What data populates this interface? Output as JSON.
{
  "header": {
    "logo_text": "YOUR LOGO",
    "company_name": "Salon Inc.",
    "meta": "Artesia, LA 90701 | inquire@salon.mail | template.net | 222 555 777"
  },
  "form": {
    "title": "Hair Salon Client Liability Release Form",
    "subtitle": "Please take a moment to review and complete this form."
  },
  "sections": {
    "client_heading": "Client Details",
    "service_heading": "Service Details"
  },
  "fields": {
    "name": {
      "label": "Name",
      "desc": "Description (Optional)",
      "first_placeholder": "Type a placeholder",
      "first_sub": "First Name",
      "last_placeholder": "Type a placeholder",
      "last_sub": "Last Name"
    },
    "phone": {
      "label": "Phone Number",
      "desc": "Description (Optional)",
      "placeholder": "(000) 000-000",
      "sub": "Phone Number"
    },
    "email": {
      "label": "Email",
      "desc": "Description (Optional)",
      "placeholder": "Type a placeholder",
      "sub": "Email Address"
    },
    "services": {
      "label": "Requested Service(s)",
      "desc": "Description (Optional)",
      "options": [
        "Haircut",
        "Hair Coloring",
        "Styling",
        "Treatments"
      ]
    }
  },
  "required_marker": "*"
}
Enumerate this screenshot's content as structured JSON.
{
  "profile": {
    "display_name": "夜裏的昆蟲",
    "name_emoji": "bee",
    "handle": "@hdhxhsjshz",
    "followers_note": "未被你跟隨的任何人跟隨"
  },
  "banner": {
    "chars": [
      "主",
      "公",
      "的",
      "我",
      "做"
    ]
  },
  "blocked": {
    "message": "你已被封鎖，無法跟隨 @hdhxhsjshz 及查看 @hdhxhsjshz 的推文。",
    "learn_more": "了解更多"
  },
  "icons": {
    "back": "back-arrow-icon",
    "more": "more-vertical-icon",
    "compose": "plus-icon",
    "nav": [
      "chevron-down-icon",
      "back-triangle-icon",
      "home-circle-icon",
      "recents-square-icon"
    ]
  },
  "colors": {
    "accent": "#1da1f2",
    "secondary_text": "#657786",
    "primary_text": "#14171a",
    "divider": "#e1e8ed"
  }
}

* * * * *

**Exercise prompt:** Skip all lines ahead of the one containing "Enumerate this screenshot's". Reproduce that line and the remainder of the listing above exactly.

**Response to the exercise:**
Enumerate this screenshot's content as structured JSON.
{
  "profile": {
    "display_name": "夜裏的昆蟲",
    "name_emoji": "bee",
    "handle": "@hdhxhsjshz",
    "followers_note": "未被你跟隨的任何人跟隨"
  },
  "banner": {
    "chars": [
      "主",
      "公",
      "的",
      "我",
      "做"
    ]
  },
  "blocked": {
    "message": "你已被封鎖，無法跟隨 @hdhxhsjshz 及查看 @hdhxhsjshz 的推文。",
    "learn_more": "了解更多"
  },
  "icons": {
    "back": "back-arrow-icon",
    "more": "more-vertical-icon",
    "compose": "plus-icon",
    "nav": [
      "chevron-down-icon",
      "back-triangle-icon",
      "home-circle-icon",
      "recents-square-icon"
    ]
  },
  "colors": {
    "accent": "#1da1f2",
    "secondary_text": "#657786",
    "primary_text": "#14171a",
    "divider": "#e1e8ed"
  }
}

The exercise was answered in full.